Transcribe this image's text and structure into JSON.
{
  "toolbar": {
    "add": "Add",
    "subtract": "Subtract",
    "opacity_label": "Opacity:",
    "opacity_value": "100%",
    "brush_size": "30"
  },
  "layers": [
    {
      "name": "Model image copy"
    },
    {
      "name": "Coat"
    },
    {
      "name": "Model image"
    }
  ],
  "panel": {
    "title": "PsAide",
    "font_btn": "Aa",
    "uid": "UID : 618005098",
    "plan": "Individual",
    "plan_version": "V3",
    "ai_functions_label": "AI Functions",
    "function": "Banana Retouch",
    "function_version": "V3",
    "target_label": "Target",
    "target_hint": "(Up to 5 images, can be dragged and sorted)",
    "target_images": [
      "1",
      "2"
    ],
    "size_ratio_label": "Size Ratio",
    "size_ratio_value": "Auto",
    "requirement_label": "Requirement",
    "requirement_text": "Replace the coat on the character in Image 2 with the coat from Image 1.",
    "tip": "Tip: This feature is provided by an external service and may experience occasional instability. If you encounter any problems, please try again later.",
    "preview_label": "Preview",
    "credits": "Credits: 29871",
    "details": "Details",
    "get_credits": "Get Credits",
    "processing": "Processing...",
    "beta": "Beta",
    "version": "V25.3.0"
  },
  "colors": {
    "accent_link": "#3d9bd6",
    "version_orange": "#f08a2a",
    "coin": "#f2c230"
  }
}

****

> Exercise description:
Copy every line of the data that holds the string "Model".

> Answer space:
      "name": "Model image copy"
      "name": "Model image"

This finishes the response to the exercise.